Be sure to measure hallway openings, corners, and stairway height. Know all of these before you leave for Ikea. Wouldn’t you hate having to turn around and return everything because it doesn’t fit around a tight corner in your home.
6. Know Before You Go
The closest Ikea to my home is about an hour away. I would hate to drive all that way to find out the coffee table I want is unavailable. If you’ve done your homework, you can find this out easily.
- Go to Ikea.com and open the page to the item you want to purchase.
- Find the store you plan to visit and check the inventory. It will give you an inventory prognosis. Click on the button that says: Click Here to View Stock Prognosis.
- The image below gives you the best estimate of product availability for the the next few days. It’s not a guarantee, but it certainly lets you know if something is out of stock.
- The image also lets you know the Aisle and Bin number where you can find the item. We always carry this information with us when we go to Ikea. It helps if you are short on time and want to pop in, pick up your item, and checkout.
Lastly, the exact size of the packaging is available online. Click on Product Information and scroll to the bottom of the page. There you will find the exact measurements of the packaged item. It’s a good idea to know if the package will even fit into your vehicle.
7. Verify the Article Number for Each Item
You’ve executed your Ikea Shopping Plan and now know what you want to purchase. Knowing the Aisle number and Bin number only get you to the exact location of the item you want. Keep in mind that there are a ga-zillion things in the Ikea warehouse. You’re going to need to think and choose carefully.You’re on the correct Aisle, you’ve found the correct Bin. Don’t just grab and go. Notice how there are these red arrows that go Up and Down. Pay attention to this because many of the packages are similarly shaped.
Be sure to choose your selection from the correct Bin and then verify all numbers and the color.
- Snap a photo of the item in the Showroom. It will have the Article, Aisle, and Bin numbers so you can verify before loading your cart.
- Or, find the item online before you leave home. This information is available from Ikea’s website. I write the Article numbers down before I leave home. I recommend this because the cell service in Ikea can be a bit sketchy.
8. Items with Lots of Parts
Sometimes you select an item that comes in more than one package. This Besta cabinet is a perfect example. Notice all of the different available choices. One wrong selection and you are going to be making a return trip to Ikea.
The way to avoid getting the wrong item is to check availability of ALL pieces before you leave home.
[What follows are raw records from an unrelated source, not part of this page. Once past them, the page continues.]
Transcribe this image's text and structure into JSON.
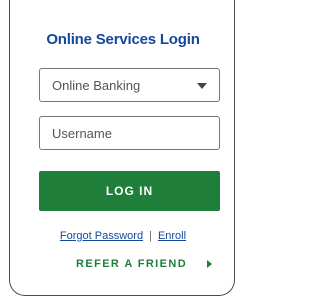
{
  "login": {
    "title": "Online Services Login",
    "service_select": {
      "selected": "Online Banking"
    },
    "username": {
      "placeholder": "Username",
      "value": ""
    },
    "login_button": "LOG IN",
    "forgot_password": "Forgot Password",
    "separator": "|",
    "enroll": "Enroll",
    "refer_friend": "REFER A FRIEND"
  },
  "colors": {
    "title": "#14489c",
    "button": "#1e7e3a",
    "refer": "#1e7e3a"
  }
}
It looks like they have the cabinet in stock.
This cabinet has 17 different pieces that you must pick up! (The small coffee table in Step 7 is only one item).
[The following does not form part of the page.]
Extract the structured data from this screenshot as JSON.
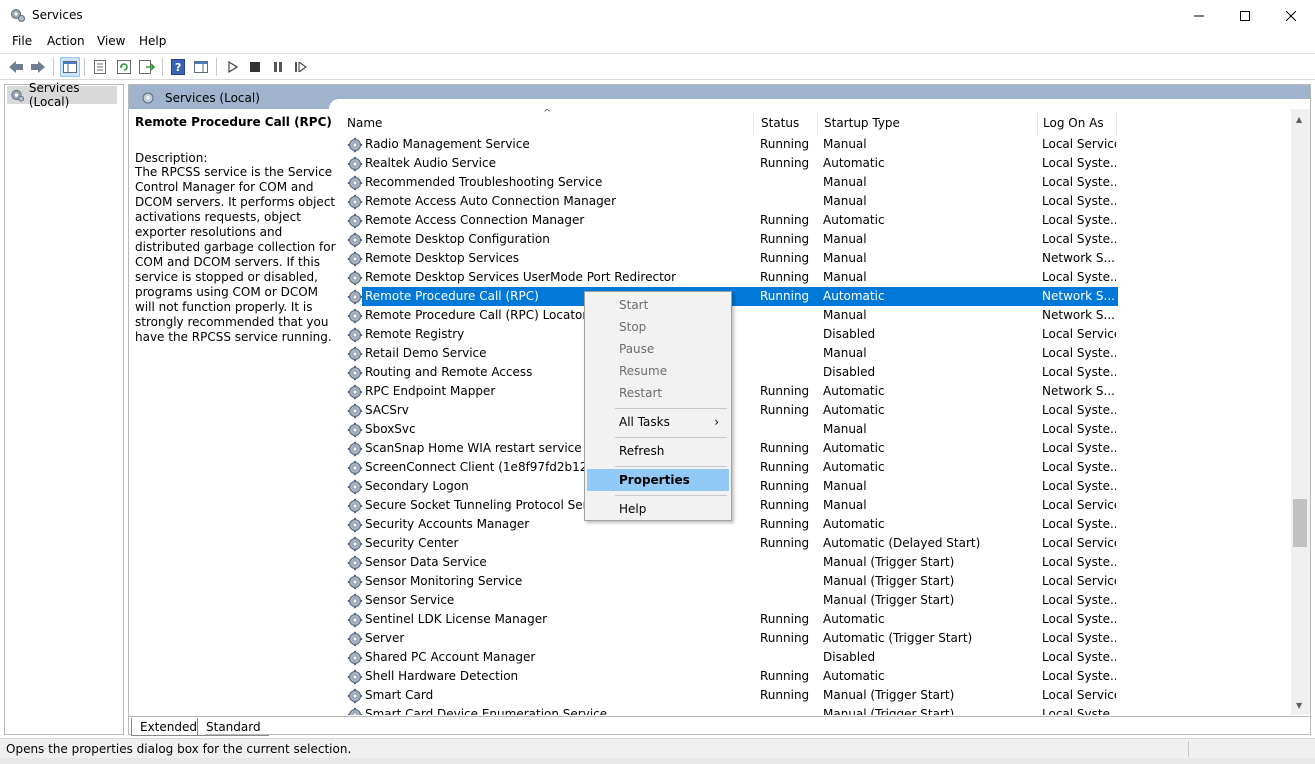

Before leaving the store take a minute and match the 17 items with 10 unique Article Numbers. Wouldn’t you hate to get home and find a drawer front in a different color?
9. Best Time to Shop
It is difficult to look in a catalog, choose an item that needs assembling, and purchase it without seeing it first. That means you will need to take the time to shop at Ikea and see what you like. Study the different furniture lines and see which ones match your style. Ideally, doing this means the store isn’t crowded.
Week days when the store opens are generally a good time to shop. However, we have found that Saturday evening is the best time to shop. The store closes at 9pm, but the crowds start to thin out after 6pm. We usually make an evening of it, get an early dinner, then shop for a couple of hours. We’ve even run into friends doing the same thing!
Ikea is one of those places that can save you a ton of money on home decor and furnishings if you make the most of it. Or it can make you lose your religion. Having a plan insures a successful Ikea visit!